Hilton Brown was an artist first, an educator, and a writer. As a painter and teacher of color, Brown created abstract works in the 1960's before turning to figurative representation. In the '60s Brown explored abstract and non-representational visual ideas that were heavily influenced by the Washington School of Color spearheaded by Morris Louis and Kenneth Noland, and perpetuated through the works of such artists as Howard Mehring and Thomas Downing.

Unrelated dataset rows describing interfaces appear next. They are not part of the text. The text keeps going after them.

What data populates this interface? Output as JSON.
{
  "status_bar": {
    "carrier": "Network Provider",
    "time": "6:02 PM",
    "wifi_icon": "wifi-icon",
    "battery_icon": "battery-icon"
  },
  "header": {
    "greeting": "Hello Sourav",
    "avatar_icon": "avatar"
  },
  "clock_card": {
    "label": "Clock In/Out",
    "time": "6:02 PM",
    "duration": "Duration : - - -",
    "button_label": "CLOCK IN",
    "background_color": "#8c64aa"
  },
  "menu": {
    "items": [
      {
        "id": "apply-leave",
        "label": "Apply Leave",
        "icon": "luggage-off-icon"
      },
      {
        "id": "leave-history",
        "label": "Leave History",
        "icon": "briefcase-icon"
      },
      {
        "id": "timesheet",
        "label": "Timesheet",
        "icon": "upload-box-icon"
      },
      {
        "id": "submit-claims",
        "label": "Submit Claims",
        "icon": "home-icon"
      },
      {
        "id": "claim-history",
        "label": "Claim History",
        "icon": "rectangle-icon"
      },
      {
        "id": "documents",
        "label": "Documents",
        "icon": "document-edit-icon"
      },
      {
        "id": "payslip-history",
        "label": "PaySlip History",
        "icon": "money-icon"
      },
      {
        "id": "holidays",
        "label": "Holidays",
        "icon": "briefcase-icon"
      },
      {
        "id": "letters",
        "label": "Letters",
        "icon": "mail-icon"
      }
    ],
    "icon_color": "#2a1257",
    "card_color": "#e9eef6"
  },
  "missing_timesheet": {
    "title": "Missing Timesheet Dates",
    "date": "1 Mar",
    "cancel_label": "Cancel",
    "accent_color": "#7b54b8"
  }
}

In Homage to the Immaculates from 1965 Brown carefully balanced the non-colors of black and off-white color with rigid and almost minimalist forms. The result is stark and dramatic. Black gives objects perfect form and amplifies the rigidity and minimalism of the work. The color white—even off-white—personifies the ultimate purity, a play against the title of the work Homage to the Immaculates. When used together, the impact of black and white is powerful and striking, the most concise statement in design. The use of such geometric shapes portends the arrival of "hard-edged abstraction" and the "op art" movements which relied heavily on the use of geometric shapes. Such clear and defined shapes in our painting marked a pivoting point away from the emotional intensity of Abstract Expressionism.